Horizontal Directional Drilling (HDD) is a method of installing underground pipelines, cables and service conduit through trenchless methods. It involves the use of a directional drilling machine, and associated attachments, to accurately drill along the chosen bore path and back ream the required pipe.
In Horizontal Directional Drilling (HDD), the well is drilled such that the deviation of the borehole is 90 degrees from the vertical and it looks horizontal or parallel to the formation from an elevation view. Sometimes a deviation greater than 80 degrees is also considered as horizontal in drilling terminology. Some of the advantages associated with HDD are as follows:
- Longer horizontal drain hole increases the exposure of the pay zone.
- Allows high production rates at lower drawdown (less coning).
- Naturally fractured reservoirs can be intersected effectively with HDD
- Helps in reducing vertical drilling.
- Thick oil or tight reservoirs can be easily made productive with HDD.
Directional drilling is a three stage process:

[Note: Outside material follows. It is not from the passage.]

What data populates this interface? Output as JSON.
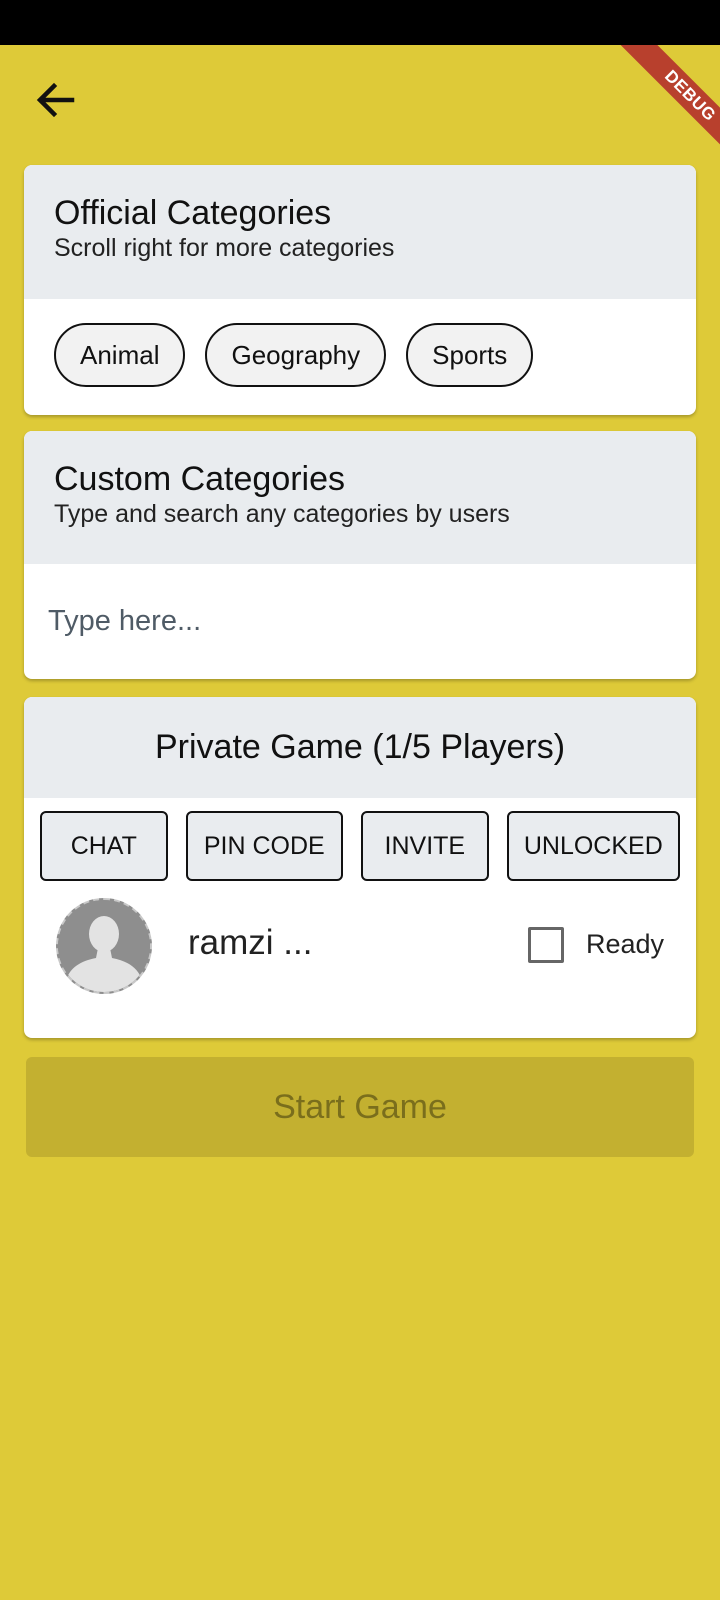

The first stage consists of drilling a small diameter pilot hole. Drilling fluid is pumped through the drill pipe to the drill bit where high pressure jets and the bit will grind the soils ahead of the drill stem. The drilling fluid will also carry the cuttings back to the entrance pit at the drill rig. Tracking of the pilot hole can be done in several ways depending on the size and complexity of the shot. Smaller shots are done using a walkover guidance system whereas the larger more complex shots have a wire line magnetics type system. With both methods there is a transmitter or steering tool located near the drill head which sends a signal to the location engineer giving the exact coordinates of the drill stem. Readings are constantly taken which check the depth, alignment and percent slope of the drill head.

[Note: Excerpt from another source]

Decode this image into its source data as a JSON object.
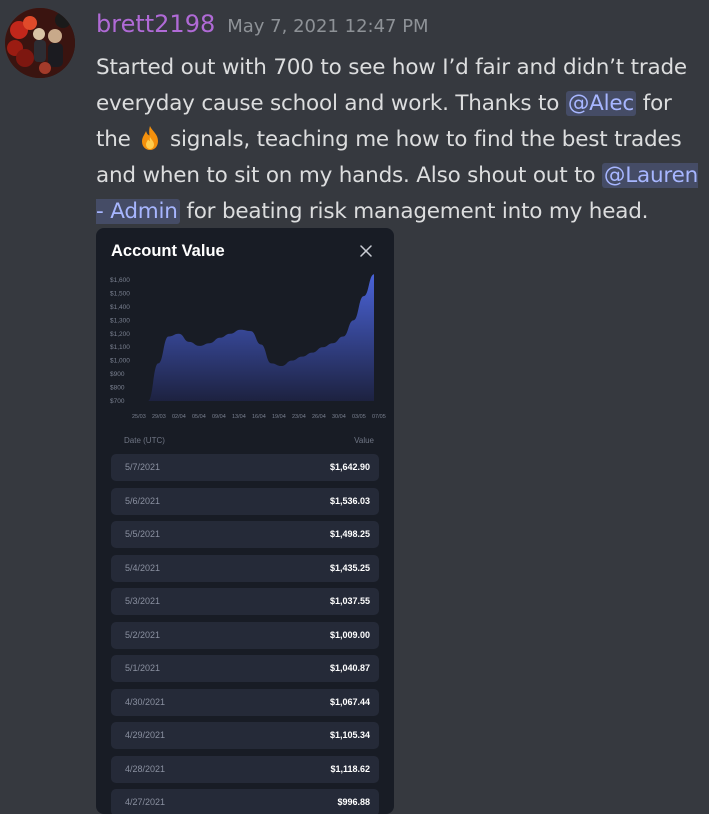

Corrections will be made by the operator and locator to keep the pilot hole along the predetermined bore path. The speed of the pilot hole will vary upon existing soil conditions and the amount of steering which is required. Upon reaching the exit point, the beacon housing and bit is detached and replaced with a reamer.
The second step is to pre-ream the pilot hole and enlarge it to a size sufficient to safely install the product lines. A reamer is pulled back and rotated while pumping drilling fluid to cut and remove solids to enlarge the hole. Pre-reaming speeds will vary depending on existing soil conditions and the amount of cuttings that are removed from the hole.
Bentonite and other additives will be used to ensure a clean and stable hole. Bentonite is used to create a “cake layer” around the outside of the hole during pre-reaming. This will help with the stability of the bore hole and with fluid loss or infiltration. Additives such as polymers are used to help break up the clay soils. A more evenly mixed drilling fluid will prevent any blockages inside of the bore hole.
The final step is the pullback of the pipe within the pre-reamed hole. The drill rod and reamer will be attached to a swivel, which is utilized between the product line and the reamer to prevent any torsional stress from the rotating drill string being transferred to the product pipe. As the product pipe is pulled into the drill hole, drilling fluid is pumped downhole to provide lubrication to the product pipe.